**Prompt**
Set every record down again exactly. Do not carry over the pictures.

**Supplied information**

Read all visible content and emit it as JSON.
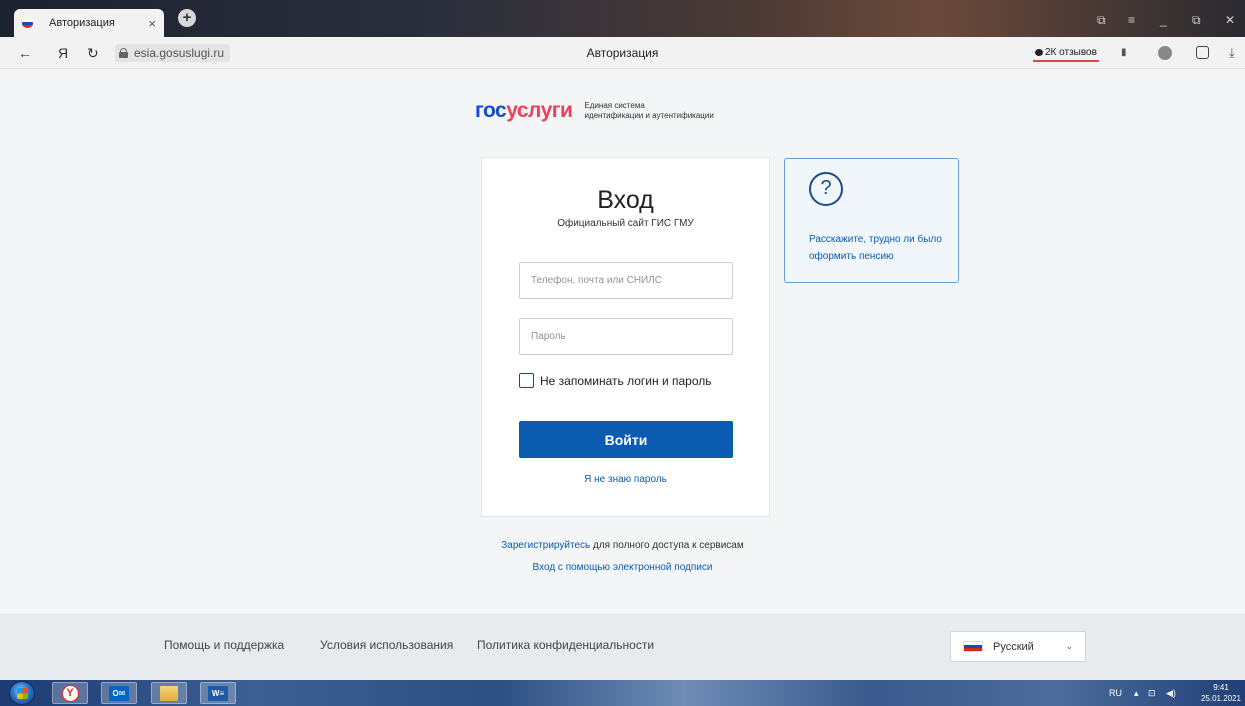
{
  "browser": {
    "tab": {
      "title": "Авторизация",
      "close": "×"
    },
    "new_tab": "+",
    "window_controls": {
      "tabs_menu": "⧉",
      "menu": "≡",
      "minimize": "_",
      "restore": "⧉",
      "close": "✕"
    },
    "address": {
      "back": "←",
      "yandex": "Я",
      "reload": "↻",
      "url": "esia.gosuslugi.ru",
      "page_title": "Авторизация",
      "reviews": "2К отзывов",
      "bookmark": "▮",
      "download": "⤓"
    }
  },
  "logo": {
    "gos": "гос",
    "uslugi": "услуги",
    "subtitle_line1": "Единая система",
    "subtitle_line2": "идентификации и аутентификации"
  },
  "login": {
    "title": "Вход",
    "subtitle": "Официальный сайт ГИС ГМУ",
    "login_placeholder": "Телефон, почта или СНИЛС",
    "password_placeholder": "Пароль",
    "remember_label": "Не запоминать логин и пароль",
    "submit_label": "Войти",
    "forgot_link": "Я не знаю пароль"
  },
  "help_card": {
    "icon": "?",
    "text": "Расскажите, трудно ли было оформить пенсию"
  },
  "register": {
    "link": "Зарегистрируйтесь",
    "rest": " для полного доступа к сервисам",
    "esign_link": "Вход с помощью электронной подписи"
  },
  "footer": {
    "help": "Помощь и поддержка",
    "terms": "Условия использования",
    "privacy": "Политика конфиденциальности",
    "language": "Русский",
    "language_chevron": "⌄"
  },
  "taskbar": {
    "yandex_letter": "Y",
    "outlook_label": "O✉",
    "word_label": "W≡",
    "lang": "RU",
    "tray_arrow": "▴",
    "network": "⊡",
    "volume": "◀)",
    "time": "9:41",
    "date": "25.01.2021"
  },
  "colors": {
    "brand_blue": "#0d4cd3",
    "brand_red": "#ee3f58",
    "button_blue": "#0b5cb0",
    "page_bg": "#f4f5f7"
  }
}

**Answer box**
Read all visible content and emit it as JSON.
{
  "browser": {
    "tab": {
      "title": "Авторизация",
      "close": "×"
    },
    "new_tab": "+",
    "window_controls": {
      "tabs_menu": "⧉",
      "menu": "≡",
      "minimize": "_",
      "restore": "⧉",
      "close": "✕"
    },
    "address": {
      "back": "←",
      "yandex": "Я",
      "reload": "↻",
      "url": "esia.gosuslugi.ru",
      "page_title": "Авторизация",
      "reviews": "2К отзывов",
      "bookmark": "▮",
      "download": "⤓"
    }
  },
  "logo": {
    "gos": "гос",
    "uslugi": "услуги",
    "subtitle_line1": "Единая система",
    "subtitle_line2": "идентификации и аутентификации"
  },
  "login": {
    "title": "Вход",
    "subtitle": "Официальный сайт ГИС ГМУ",
    "login_placeholder": "Телефон, почта или СНИЛС",
    "password_placeholder": "Пароль",
    "remember_label": "Не запоминать логин и пароль",
    "submit_label": "Войти",
    "forgot_link": "Я не знаю пароль"
  },
  "help_card": {
    "icon": "?",
    "text": "Расскажите, трудно ли было оформить пенсию"
  },
  "register": {
    "link": "Зарегистрируйтесь",
    "rest": " для полного доступа к сервисам",
    "esign_link": "Вход с помощью электронной подписи"
  },
  "footer": {
    "help": "Помощь и поддержка",
    "terms": "Условия использования",
    "privacy": "Политика конфиденциальности",
    "language": "Русский",
    "language_chevron": "⌄"
  },
  "taskbar": {
    "yandex_letter": "Y",
    "outlook_label": "O✉",
    "word_label": "W≡",
    "lang": "RU",
    "tray_arrow": "▴",
    "network": "⊡",
    "volume": "◀)",
    "time": "9:41",
    "date": "25.01.2021"
  },
  "colors": {
    "brand_blue": "#0d4cd3",
    "brand_red": "#ee3f58",
    "button_blue": "#0b5cb0",
    "page_bg": "#f4f5f7"
  }
}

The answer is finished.